An HSA is NOT a "use it or lose it" type of account (like a flexible spending account). Unfortunately, this point of distinction has lead to confusion resulting in savers not opening an HSA for fear of losing their contributions if not used during the year.
What Does the Money Do While Inside the HSA Account?
An HSA operates much like a checking account with online banking features, a debit card, and little to no interest earnings. While you can let the money sit in the cash account so that it is liquid and safe, you can also invest some or all of the balance (that you don't plan on withdrawing in the short-term) in mutual funds.

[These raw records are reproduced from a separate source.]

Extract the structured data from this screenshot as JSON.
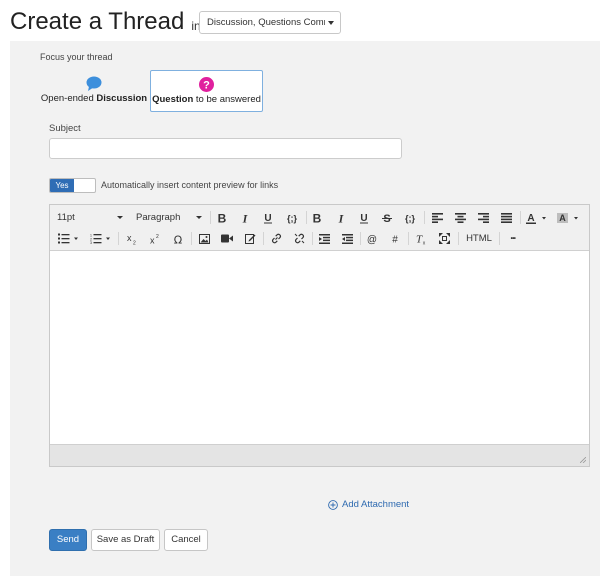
{
  "header": {
    "title": "Create a Thread",
    "in_word": "in",
    "place_selector": "Discussion, Questions Comm"
  },
  "focus": {
    "label": "Focus your thread",
    "options": [
      {
        "prefix": "Open-ended ",
        "bold": "Discussion",
        "suffix": "",
        "icon": "speech-bubble-icon",
        "selected": false
      },
      {
        "prefix": "",
        "bold": "Question",
        "suffix": " to be answered",
        "icon": "question-mark-icon",
        "selected": true
      }
    ]
  },
  "subject": {
    "label": "Subject",
    "value": "",
    "placeholder": ""
  },
  "content_preview": {
    "toggle_label": "Yes",
    "enabled": true,
    "description": "Automatically insert content preview for links"
  },
  "editor": {
    "font_size": "11pt",
    "block_format": "Paragraph",
    "html_label": "HTML",
    "more_label": "•••",
    "toolbar_icons": [
      "bold-icon",
      "italic-icon",
      "underline-icon",
      "code-icon",
      "bold-icon",
      "italic-icon",
      "underline-icon",
      "strikethrough-icon",
      "code-icon",
      "align-left-icon",
      "align-center-icon",
      "align-right-icon",
      "justify-icon",
      "text-color-icon",
      "background-color-icon",
      "bullet-list-icon",
      "numbered-list-icon",
      "subscript-icon",
      "superscript-icon",
      "special-character-icon",
      "image-icon",
      "video-icon",
      "edit-embed-icon",
      "link-icon",
      "unlink-icon",
      "indent-icon",
      "outdent-icon",
      "mention-icon",
      "hashtag-icon",
      "clear-formatting-icon",
      "fullscreen-icon"
    ],
    "body": ""
  },
  "attachment": {
    "label": "Add Attachment"
  },
  "actions": {
    "send": "Send",
    "save_draft": "Save as Draft",
    "cancel": "Cancel"
  },
  "colors": {
    "primary": "#3a7fc4",
    "toggle_on": "#2f6db5",
    "discussion_icon": "#3d8fdc",
    "question_icon": "#e0209e",
    "link": "#2e6ab0",
    "panel_bg": "#f2f2f2"
  }
}
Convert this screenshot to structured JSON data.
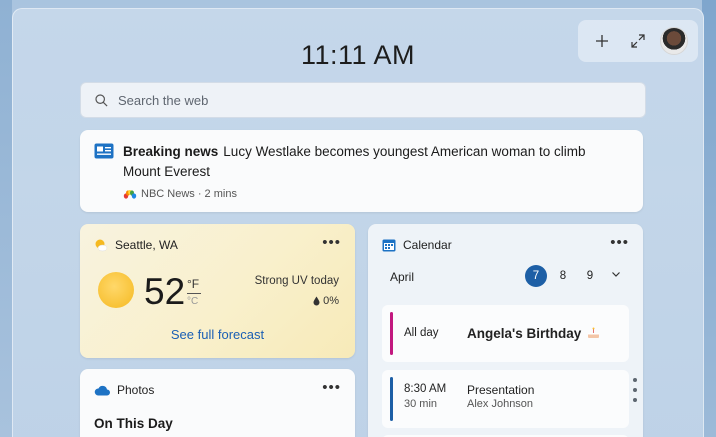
{
  "header": {
    "time": "11:11 AM"
  },
  "toolbar": {
    "add_icon": "plus-icon",
    "expand_icon": "expand-icon"
  },
  "search": {
    "placeholder": "Search the web"
  },
  "news": {
    "tag": "Breaking news",
    "headline": "Lucy Westlake becomes youngest American woman to climb Mount Everest",
    "source": "NBC News · 2 mins"
  },
  "weather": {
    "location": "Seattle, WA",
    "temperature": "52",
    "unit_f": "°F",
    "unit_c": "°C",
    "uv": "Strong UV today",
    "precip": "0%",
    "forecast_link": "See full forecast"
  },
  "photos": {
    "title": "Photos",
    "subtitle": "On This Day"
  },
  "calendar": {
    "title": "Calendar",
    "month": "April",
    "days": [
      "7",
      "8",
      "9"
    ],
    "selected_day": "7",
    "events": [
      {
        "time": "All day",
        "title": "Angela's Birthday",
        "accent": "#c2187f"
      },
      {
        "time": "8:30 AM",
        "duration": "30 min",
        "title": "Presentation",
        "organizer": "Alex Johnson",
        "accent": "#1d5fa6"
      }
    ]
  },
  "colors": {
    "accent": "#1d5fa6",
    "link": "#1a5fb4"
  }
}
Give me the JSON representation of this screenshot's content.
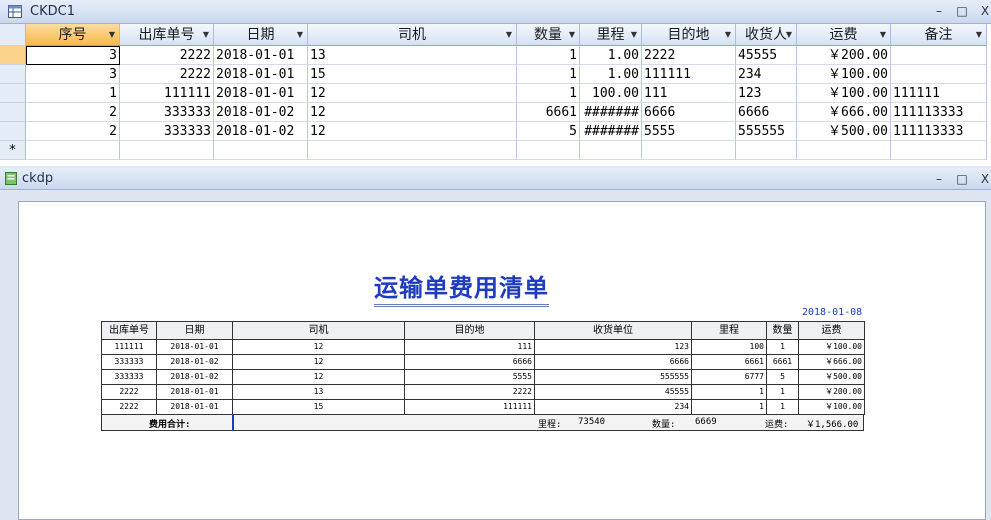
{
  "datasheet": {
    "title": "CKDC1",
    "window_buttons": {
      "min": "–",
      "max": "□",
      "close": "X"
    },
    "columns": [
      "序号",
      "出库单号",
      "日期",
      "司机",
      "数量",
      "里程",
      "目的地",
      "收货人",
      "运费",
      "备注"
    ],
    "rows": [
      [
        "3",
        "2222",
        "2018-01-01",
        "13",
        "1",
        "1.00",
        "2222",
        "45555",
        "￥200.00",
        ""
      ],
      [
        "3",
        "2222",
        "2018-01-01",
        "15",
        "1",
        "1.00",
        "111111",
        "234",
        "￥100.00",
        ""
      ],
      [
        "1",
        "111111",
        "2018-01-01",
        "12",
        "1",
        "100.00",
        "111",
        "123",
        "￥100.00",
        "111111"
      ],
      [
        "2",
        "333333",
        "2018-01-02",
        "12",
        "6661",
        "#######",
        "6666",
        "6666",
        "￥666.00",
        "111113333"
      ],
      [
        "2",
        "333333",
        "2018-01-02",
        "12",
        "5",
        "#######",
        "5555",
        "555555",
        "￥500.00",
        "111113333"
      ]
    ],
    "new_row_marker": "*"
  },
  "report_window": {
    "title": "ckdp",
    "window_buttons": {
      "min": "–",
      "max": "□",
      "close": "X"
    }
  },
  "report": {
    "title": "运输单费用清单",
    "date": "2018-01-08",
    "columns": [
      "出库单号",
      "日期",
      "司机",
      "目的地",
      "收货单位",
      "里程",
      "数量",
      "运费"
    ],
    "rows": [
      [
        "111111",
        "2018-01-01",
        "12",
        "111",
        "123",
        "100",
        "1",
        "￥100.00"
      ],
      [
        "333333",
        "2018-01-02",
        "12",
        "6666",
        "6666",
        "6661",
        "6661",
        "￥666.00"
      ],
      [
        "333333",
        "2018-01-02",
        "12",
        "5555",
        "555555",
        "6777",
        "5",
        "￥500.00"
      ],
      [
        "2222",
        "2018-01-01",
        "13",
        "2222",
        "45555",
        "1",
        "1",
        "￥200.00"
      ],
      [
        "2222",
        "2018-01-01",
        "15",
        "111111",
        "234",
        "1",
        "1",
        "￥100.00"
      ]
    ],
    "footer": {
      "label": "费用合计:",
      "mileage_label": "里程:",
      "mileage_value": "73540",
      "qty_label": "数量:",
      "qty_value": "6669",
      "fee_label": "运费:",
      "fee_value": "￥1,566.00"
    }
  }
}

For those who fund their HSA and use it for medical expenses in the same year, they should keep the money in the cash account. However, if you have little expected medical costs, or are willing to NOT tap into your HSA, the best bet would be to invest your balance. Investing your HSA dollars is the only real way to take advantage of the back-end tax benefits: tax-free growth. However, this would require that you not only fund the HSA, but also pay your current medical expenses out of your own pocket instead of using the HSA. This can be hard to do, but it works for those with the cash flow (or other assets) to do so.
In fact, this is the ideal scenario: fund the account; avoid withdrawals; invest the balance; and let it grow tax-free for your future retirement medical expenses.
What Happens to the Account After I Die?
Assuming you are married, and your spouse is your beneficiary, the account becomes your spouse’s HSA by having the funds move into a new HSA in their name. There are no taxes or penalties to change the account over to a spouse. If you are not married, the account ceases to be an HSA upon your death. It must be distributed to the beneficiaries of the account (or your estate if you don’t have named beneficiaries). There is no penalty on distribution, but the full distribution is taxable income to the non-spouse beneficiaries. This taxable income may be reduced for any qualified medical expenses incurred prior to your death and paid by the beneficiary within one year after your death.
While you may be inclined to leverage the tax-free nature of the HSA by NOT using it and instead allowing the tax-free growth to compound, this can be risky in the event the balance becomes so large that both of you don’t end up spending the balance.
What Else Should I Consider?
As you search for an HSA provider, be sure to examine whether it offers an easy-to-use web interface, a suitable array of investment choices, low or non-existent monthly maintenance or transaction fees, and beware of minimum balance requirements. Should you wish to move your HSA in the future, it can be rolled over to a different provider. One website, www.HSASearch.com, lists several hundred providers and allows you to compare features.
In summary, the benefits of an HSA are:
- Front-end tax break. Your contributions are tax deductible which reduces your taxable income and your tax.
- Back-end tax break. The account grows tax-free as long as you spend them on qualified medical expenses.
- Ongoing tax break. The earnings are in the account are not taxable. In other words, you don't get a 1099 each year where you must report the earnings on your tax return.
- You never lose funds. They stay in the account for your entire life, with no penalty if you don't spend them.
- Withdrawals are never taxed, as long as you spend them on qualified medical expenses.
- You can spend it on yourself or your family for medical expenses.
- You own it. It stays with you and is portable, regardless of your employer or changes to your insurance plan.
If you're eligible for an HSA and you have the ability to fund it, you should open one right away and take advantage of the benefits of the ultimate savings machine!